Degenerative Disc Disease
Lower back pain often hits when we get a little older. One of the reasons for this is that we begin to lose water throughout our bodies and as tissues become less hydrated the ones that have the lowest natural blood supply tend to be affected the most like our joints and the intervertebral disc. The disc loses its blood supply early in life and needs a constant exchange of fluid to remain healthy and hydrated. As the cartilage structure of the disc becomes less stable the disc begins to deteriorate. This condition is called degenerative disc disease.
The disc can begin this early degeneration and never cause pain. That’s because the disc for the most part is not pain sensitive except for the very outer 1/3rd. The degenerative process doesn’t create inflammation early on so the first signs of this may be seen on x-ray, showing a decrease in disc height or an MRI on the T2 image showing a darker disc.

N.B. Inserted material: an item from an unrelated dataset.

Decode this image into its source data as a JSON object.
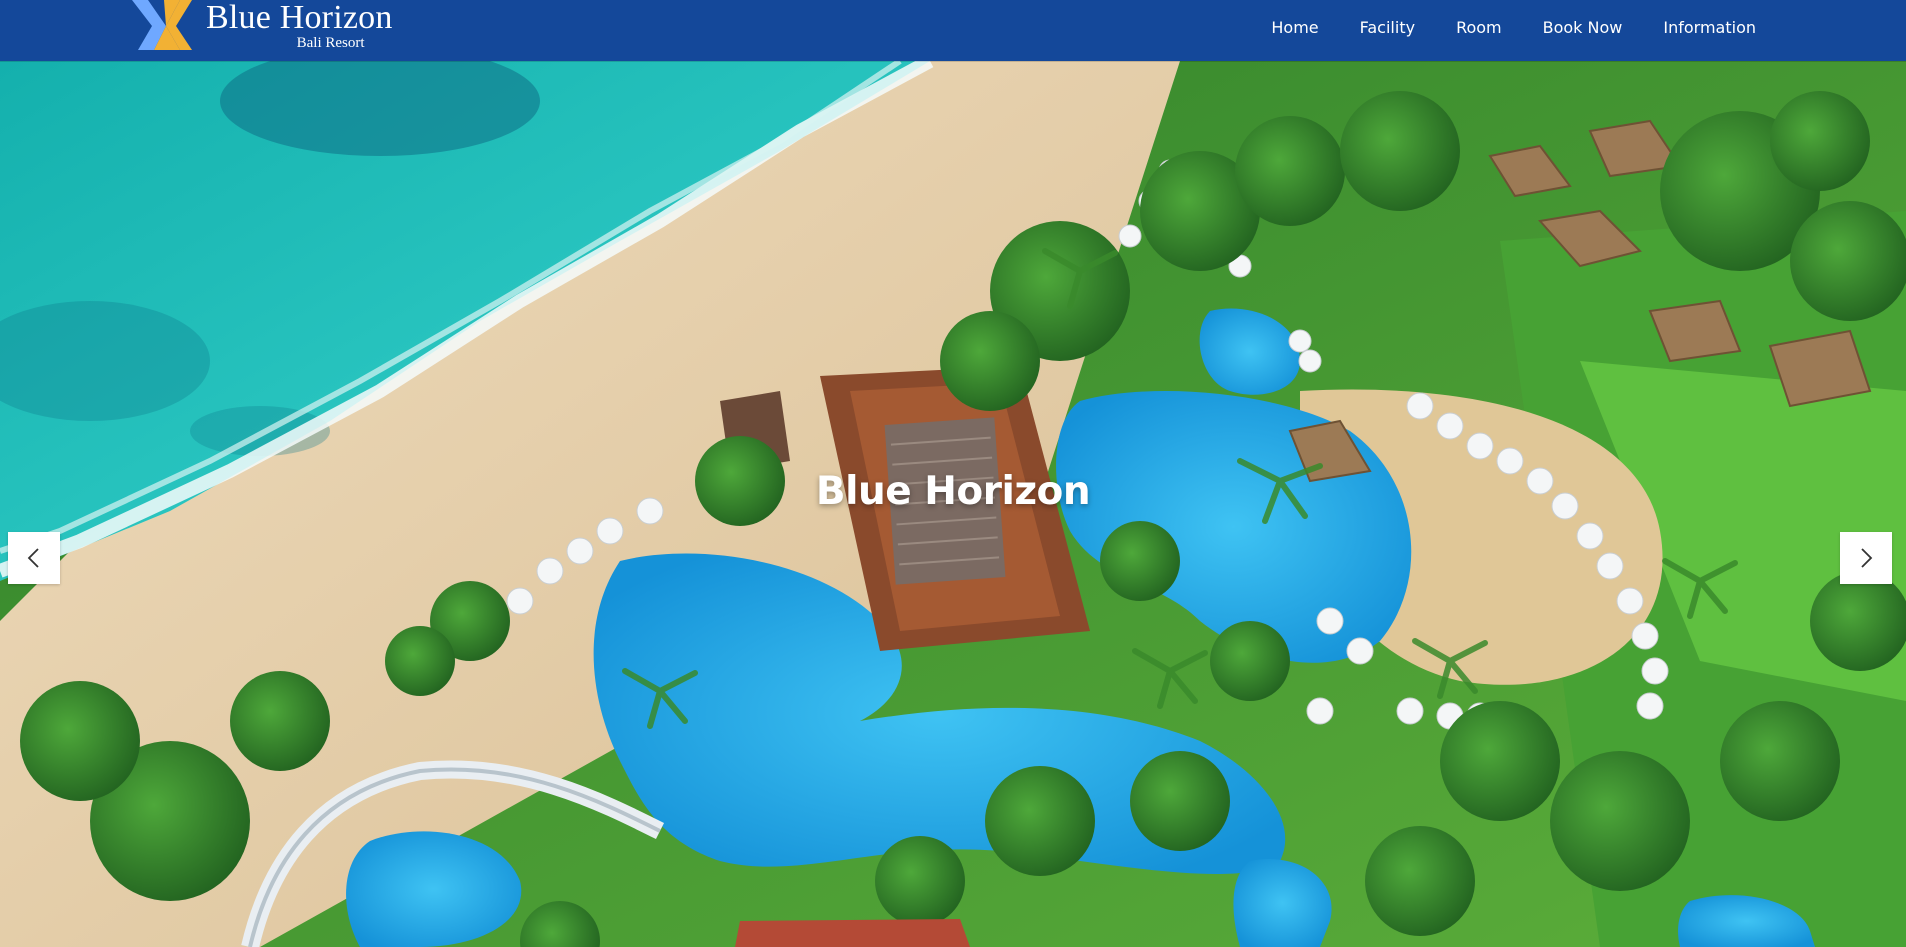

The pain associated with this condition usually comes in the later stages. Once the disc becomes more fragile it begins to lose elasticity and the inner material that is inherently higher in water content and thus much softer can begin to migrate through the small cracks and fissures that occur secondary to the disc breaking down. The lack of general disc health and breakdown also makes the disc more susceptible to irritation and injury when we overdo it or are involved in an accident. This can lead more pain and inflammation.

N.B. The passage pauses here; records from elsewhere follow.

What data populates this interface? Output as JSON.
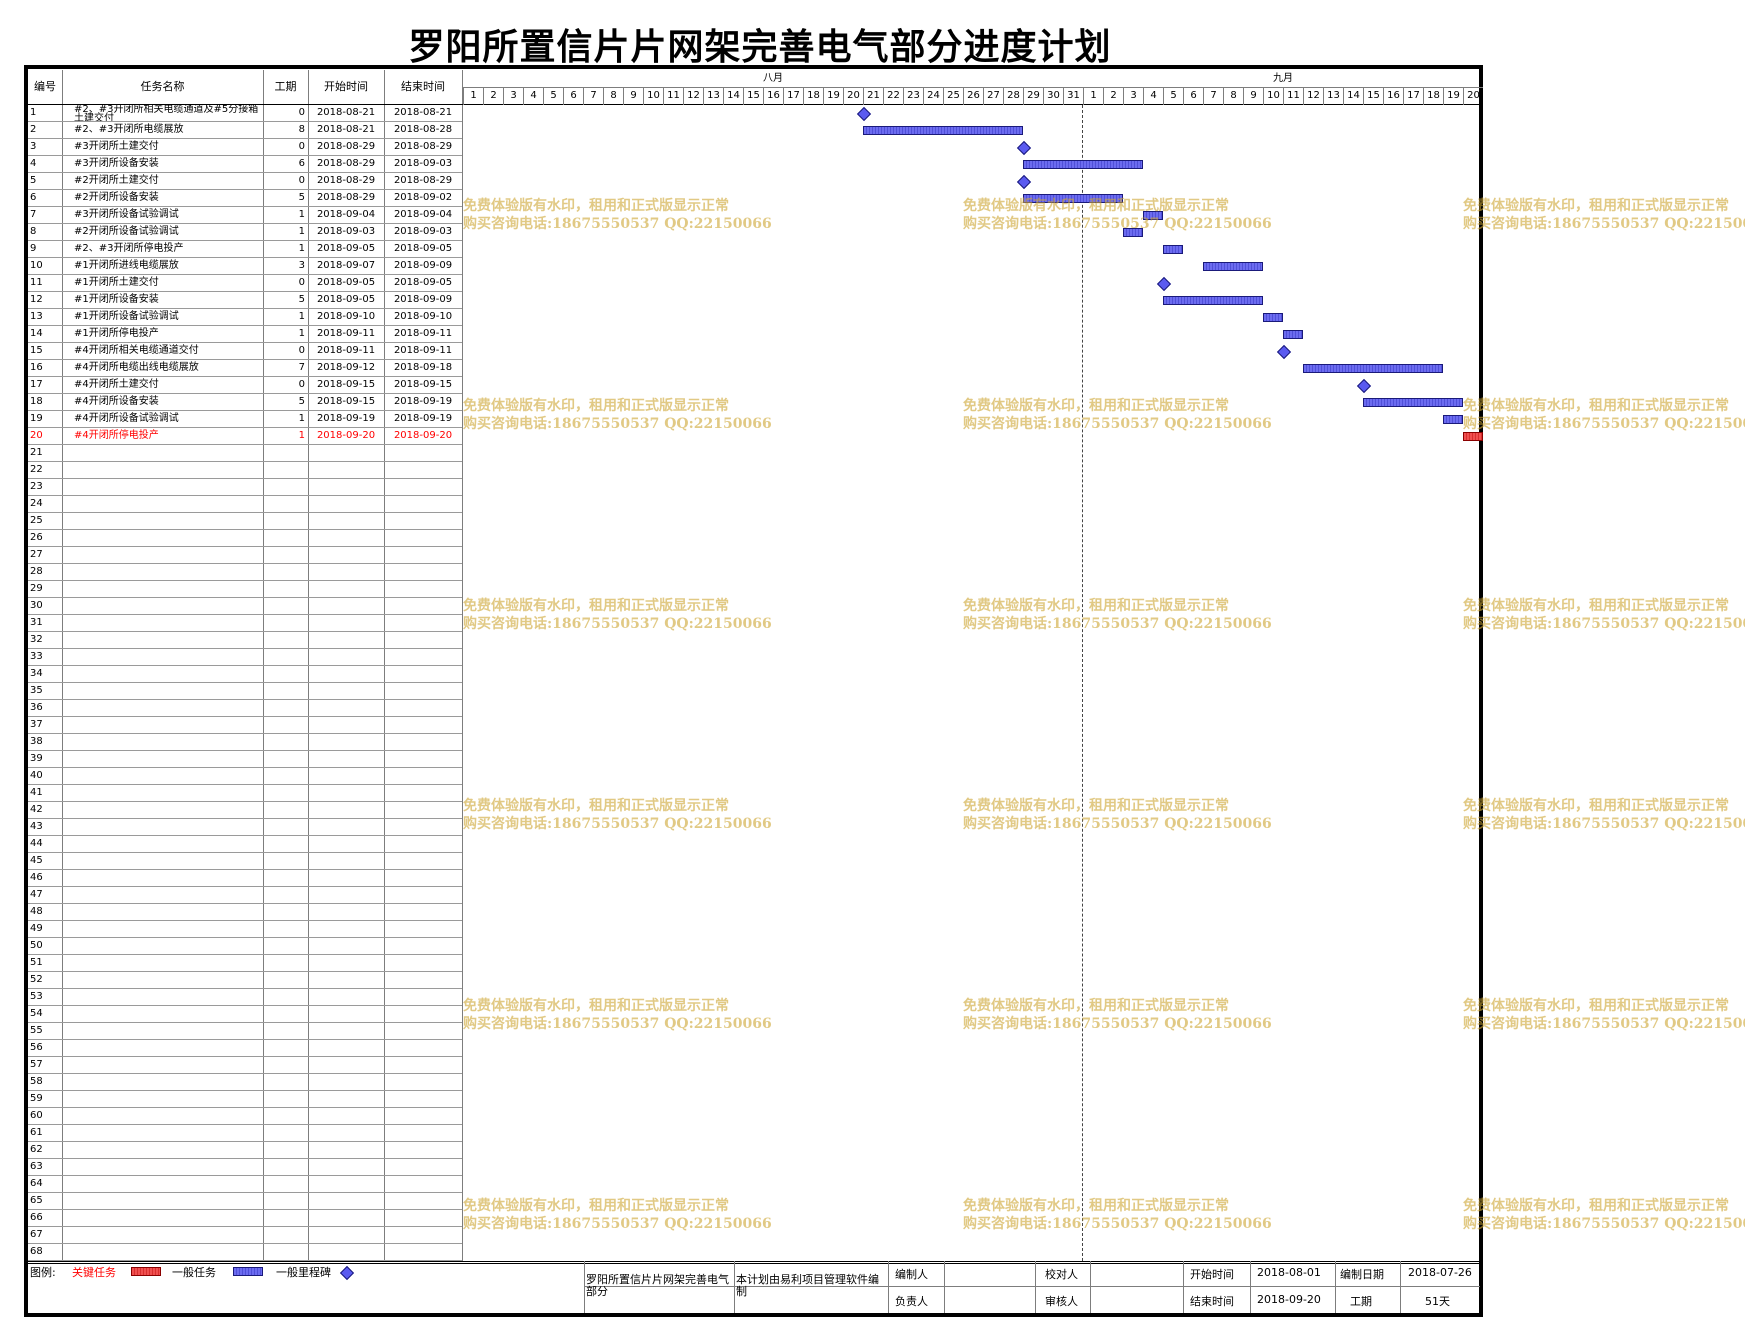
{
  "title": "罗阳所置信片片网架完善电气部分进度计划",
  "headers": {
    "no": "编号",
    "name": "任务名称",
    "duration": "工期",
    "start": "开始时间",
    "end": "结束时间"
  },
  "months": [
    {
      "label": "八月",
      "from_day": 1,
      "to_day": 31
    },
    {
      "label": "九月",
      "from_day": 1,
      "to_day": 20
    }
  ],
  "timeline": {
    "start": "2018-08-01",
    "end": "2018-09-20",
    "today_line": "2018-09-01"
  },
  "tasks": [
    {
      "no": "1",
      "name": "#2、#3开闭所相关电缆通道及#5分接箱土建交付",
      "duration": "0",
      "start": "2018-08-21",
      "end": "2018-08-21",
      "type": "milestone"
    },
    {
      "no": "2",
      "name": "#2、#3开闭所电缆展放",
      "duration": "8",
      "start": "2018-08-21",
      "end": "2018-08-28",
      "type": "task"
    },
    {
      "no": "3",
      "name": "#3开闭所土建交付",
      "duration": "0",
      "start": "2018-08-29",
      "end": "2018-08-29",
      "type": "milestone"
    },
    {
      "no": "4",
      "name": "#3开闭所设备安装",
      "duration": "6",
      "start": "2018-08-29",
      "end": "2018-09-03",
      "type": "task"
    },
    {
      "no": "5",
      "name": "#2开闭所土建交付",
      "duration": "0",
      "start": "2018-08-29",
      "end": "2018-08-29",
      "type": "milestone"
    },
    {
      "no": "6",
      "name": "#2开闭所设备安装",
      "duration": "5",
      "start": "2018-08-29",
      "end": "2018-09-02",
      "type": "task"
    },
    {
      "no": "7",
      "name": "#3开闭所设备试验调试",
      "duration": "1",
      "start": "2018-09-04",
      "end": "2018-09-04",
      "type": "task"
    },
    {
      "no": "8",
      "name": "#2开闭所设备试验调试",
      "duration": "1",
      "start": "2018-09-03",
      "end": "2018-09-03",
      "type": "task"
    },
    {
      "no": "9",
      "name": "#2、#3开闭所停电投产",
      "duration": "1",
      "start": "2018-09-05",
      "end": "2018-09-05",
      "type": "task"
    },
    {
      "no": "10",
      "name": "#1开闭所进线电缆展放",
      "duration": "3",
      "start": "2018-09-07",
      "end": "2018-09-09",
      "type": "task"
    },
    {
      "no": "11",
      "name": "#1开闭所土建交付",
      "duration": "0",
      "start": "2018-09-05",
      "end": "2018-09-05",
      "type": "milestone"
    },
    {
      "no": "12",
      "name": "#1开闭所设备安装",
      "duration": "5",
      "start": "2018-09-05",
      "end": "2018-09-09",
      "type": "task"
    },
    {
      "no": "13",
      "name": "#1开闭所设备试验调试",
      "duration": "1",
      "start": "2018-09-10",
      "end": "2018-09-10",
      "type": "task"
    },
    {
      "no": "14",
      "name": "#1开闭所停电投产",
      "duration": "1",
      "start": "2018-09-11",
      "end": "2018-09-11",
      "type": "task"
    },
    {
      "no": "15",
      "name": "#4开闭所相关电缆通道交付",
      "duration": "0",
      "start": "2018-09-11",
      "end": "2018-09-11",
      "type": "milestone"
    },
    {
      "no": "16",
      "name": "#4开闭所电缆出线电缆展放",
      "duration": "7",
      "start": "2018-09-12",
      "end": "2018-09-18",
      "type": "task"
    },
    {
      "no": "17",
      "name": "#4开闭所土建交付",
      "duration": "0",
      "start": "2018-09-15",
      "end": "2018-09-15",
      "type": "milestone"
    },
    {
      "no": "18",
      "name": "#4开闭所设备安装",
      "duration": "5",
      "start": "2018-09-15",
      "end": "2018-09-19",
      "type": "task"
    },
    {
      "no": "19",
      "name": "#4开闭所设备试验调试",
      "duration": "1",
      "start": "2018-09-19",
      "end": "2018-09-19",
      "type": "task"
    },
    {
      "no": "20",
      "name": "#4开闭所停电投产",
      "duration": "1",
      "start": "2018-09-20",
      "end": "2018-09-20",
      "type": "critical"
    }
  ],
  "empty_rows": {
    "from": 21,
    "to": 68
  },
  "watermark": {
    "line1": "免费体验版有水印，租用和正式版显示正常",
    "line2": "购买咨询电话:18675550537 QQ:22150066"
  },
  "legend": {
    "label": "图例:",
    "critical": "关键任务",
    "normal": "一般任务",
    "milestone": "一般里程碑"
  },
  "footer": {
    "project_name": "罗阳所置信片片网架完善电气部分",
    "note": "本计划由易利项目管理软件编制",
    "editor_label": "编制人",
    "editor": "",
    "checker_label": "校对人",
    "checker": "",
    "owner_label": "负责人",
    "owner": "",
    "reviewer_label": "审核人",
    "reviewer": "",
    "start_label": "开始时间",
    "start": "2018-08-01",
    "end_label": "结束时间",
    "end": "2018-09-20",
    "edit_date_label": "编制日期",
    "edit_date": "2018-07-26",
    "duration_label": "工期",
    "duration": "51天"
  },
  "colors": {
    "normal_bar": "#5a5af0",
    "critical_bar": "#e84040",
    "critical_text": "#ff0000",
    "watermark": "#d4a93a"
  }
}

Another issue that occurs with disc degeneration is that as the disc loses height the joint of the spine (facet joints) become compressed. This can lead to the facets becoming a secondary source of pain. A disc herniation or a bulging disc doesn’t have to be present for the disc to be painful. A condition known as internal disc disruption is pain felt from the disc alone and can be a tremendous source of back pain. As cycles of pain begin secondary to a degenerative disc we begin to also lose stability in and around the affected areas.

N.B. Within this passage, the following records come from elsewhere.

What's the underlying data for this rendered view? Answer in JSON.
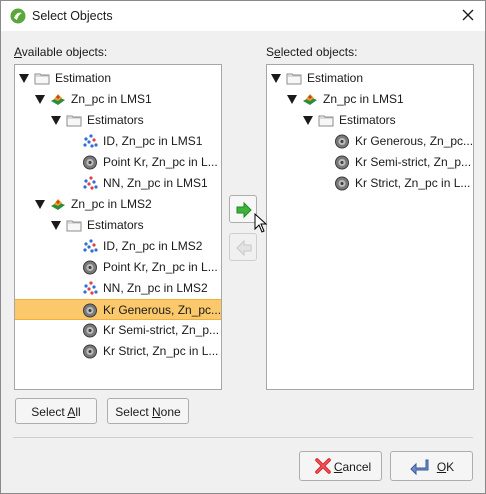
{
  "window": {
    "title": "Select Objects",
    "icon": "leapfrog-app-icon"
  },
  "available": {
    "label_prefix": "",
    "label_underline": "A",
    "label_rest": "vailable objects:",
    "tree": [
      {
        "label": "Estimation",
        "icon": "folder-icon",
        "expanded": true
      },
      {
        "label": "Zn_pc in LMS1",
        "icon": "domain-surface-icon",
        "expanded": true
      },
      {
        "label": "Estimators",
        "icon": "folder-icon",
        "expanded": true
      },
      {
        "label": "ID, Zn_pc in LMS1",
        "icon": "inverse-distance-icon"
      },
      {
        "label": "Point Kr, Zn_pc in L...",
        "icon": "kriging-icon"
      },
      {
        "label": "NN, Zn_pc in LMS1",
        "icon": "nearest-neighbour-icon"
      },
      {
        "label": "Zn_pc in LMS2",
        "icon": "domain-surface-icon",
        "expanded": true
      },
      {
        "label": "Estimators",
        "icon": "folder-icon",
        "expanded": true
      },
      {
        "label": "ID, Zn_pc in LMS2",
        "icon": "inverse-distance-icon"
      },
      {
        "label": "Point Kr, Zn_pc in L...",
        "icon": "kriging-icon"
      },
      {
        "label": "NN, Zn_pc in LMS2",
        "icon": "nearest-neighbour-icon"
      },
      {
        "label": "Kr Generous, Zn_pc...",
        "icon": "kriging-icon",
        "selected": true
      },
      {
        "label": "Kr Semi-strict, Zn_p...",
        "icon": "kriging-icon"
      },
      {
        "label": "Kr Strict, Zn_pc in L...",
        "icon": "kriging-icon"
      }
    ]
  },
  "selected": {
    "label_prefix": "S",
    "label_underline": "e",
    "label_rest": "lected objects:",
    "tree": [
      {
        "label": "Estimation",
        "icon": "folder-icon",
        "expanded": true
      },
      {
        "label": "Zn_pc in LMS1",
        "icon": "domain-surface-icon",
        "expanded": true
      },
      {
        "label": "Estimators",
        "icon": "folder-icon",
        "expanded": true
      },
      {
        "label": "Kr Generous, Zn_pc...",
        "icon": "kriging-icon"
      },
      {
        "label": "Kr Semi-strict, Zn_p...",
        "icon": "kriging-icon"
      },
      {
        "label": "Kr Strict, Zn_pc in L...",
        "icon": "kriging-icon"
      }
    ]
  },
  "buttons": {
    "select_all_prefix": "Select ",
    "select_all_underline": "A",
    "select_all_rest": "ll",
    "select_none_prefix": "Select ",
    "select_none_underline": "N",
    "select_none_rest": "one",
    "cancel_underline": "C",
    "cancel_rest": "ancel",
    "ok_underline": "O",
    "ok_rest": "K"
  },
  "colors": {
    "selection": "#fbc96b",
    "add_arrow": "#3cb43c",
    "cancel_icon": "#d9262b"
  }
}
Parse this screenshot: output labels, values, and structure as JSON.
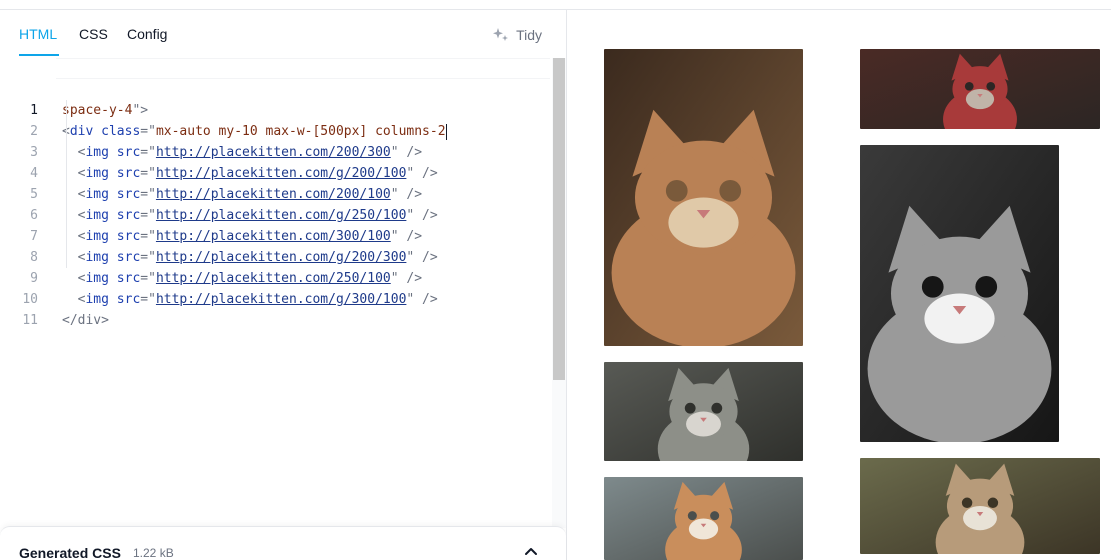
{
  "tabs": [
    {
      "label": "HTML"
    },
    {
      "label": "CSS"
    },
    {
      "label": "Config"
    }
  ],
  "toolbar": {
    "tidy_label": "Tidy",
    "tidy_icon": "sparkles-icon"
  },
  "code": {
    "line_numbers": [
      "1",
      "2",
      "3",
      "4",
      "5",
      "6",
      "7",
      "8",
      "9",
      "10",
      "11"
    ],
    "div_open": {
      "class_value": "mx-auto my-10 max-w-[500px] columns-2",
      "class_value_cont": "space-y-4"
    },
    "images": [
      "http://placekitten.com/200/300",
      "http://placekitten.com/g/200/100",
      "http://placekitten.com/200/100",
      "http://placekitten.com/g/250/100",
      "http://placekitten.com/300/100",
      "http://placekitten.com/g/200/300",
      "http://placekitten.com/250/100",
      "http://placekitten.com/g/300/100"
    ],
    "div_close": "</div>"
  },
  "generated_css": {
    "title": "Generated CSS",
    "size": "1.22 kB",
    "icon": "chevron-up-icon"
  },
  "preview": {
    "images": [
      {
        "name": "kitten-calico-closeup",
        "palette": [
          "#3b2a1e",
          "#b98155",
          "#e0c9a8",
          "#7a5a3b"
        ]
      },
      {
        "name": "kitten-grey-tabby",
        "palette": [
          "#585a55",
          "#8d8f88",
          "#d8d5cf",
          "#2f302c"
        ]
      },
      {
        "name": "kitten-orange-white",
        "palette": [
          "#7e8a8c",
          "#c98e5c",
          "#f0e6d8",
          "#4b4f4d"
        ]
      },
      {
        "name": "kitten-red-background",
        "palette": [
          "#4a2a25",
          "#a83a3a",
          "#c0b4a8",
          "#2c2624"
        ]
      },
      {
        "name": "kitten-bw-portrait",
        "palette": [
          "#3a3a3a",
          "#9a9a9a",
          "#f2f2f2",
          "#161616"
        ]
      },
      {
        "name": "kitten-tabby-lying",
        "palette": [
          "#6b6b4c",
          "#b79b7a",
          "#e8e2d6",
          "#3c3526"
        ]
      }
    ]
  }
}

This can lead to further deterioration and a cycle of degeneration begins. If this process goes undetected or untreated it can lead to advanced arthritis in the spine. As the forces on the facet joints and vertebral bodies becomes excessive they respond by thickening and enlarging, this is the precursor to spinal stenosis.
Treatments for Degenerative Disc Disease
Like most spinal conditions treatments vary from person to person. There are non-surgical and surgical options for degenerative disc disease. Below I will outline a few of the most common and what the treatment goals are.
- Chiropractic Care-The goal with spinal manipulation is to keep the spine moving properly. Manipulation restores motion to the vertebral joints and through this motion the active pumping mechanism that nourishes the disc is optimized. Manipulation also helps to decrease muscle spasms and break up scar tissue in the facet joints. Another benefit is that as joints move they stimulate synovial fluid production and this helps keep the facet joints healthy.
- Exercise- As with any musculoskeletal condition exercise and strengthening can provide great relief and prevention. Keeping the spine flexible and the core muscles strong can help in stabilizing the spine and ensures normal movement occurs throughout the spine and trunk. The benefits of a well thought our rehabilitation program cannot be overemphasized.
- Medications- As with pretty much every medical condition there is a pharmaceutical answer. With pain the drugs do nothing to fix the problem only to mask the symptoms and this is often much needed. Managing the pain can help you do the more active treatments that are going to make a difference in the long run.
- Pain Management- As with medications spinal injections are not healing in nature. They do allow for temporary relief so again you can do more productive treatments and are not limited by pain. In some cases relief may last for long periods of time, however getting into an exercise or rehab program is highly recommended because even though the pain is gone, the degenerative process continues. Pain Management typically consists of things like spinal epidural, facet and SI joint injections when dealing with degenerative disc disease.
- Spinal Surgery- There is a lot of debate as to whether surgery is a viable treatment option for disc degeneration. Most think it has no value when there is no leg pain present. However, if the spine is severely damaged and degenerative a spinal fusion may be recommended and should always be a last resort. The goal with this type of surgery is to fuse the damaged joint with the goal of eliminating the pain.
So as you can see degenerative disc disease can be quite painful and affect your life dramatically. Because it is a chronic condition some form of maintained care is often needed. If you found this post helpful please share it on Facebook or Twitter and don’t forget to sign up for our newsletter.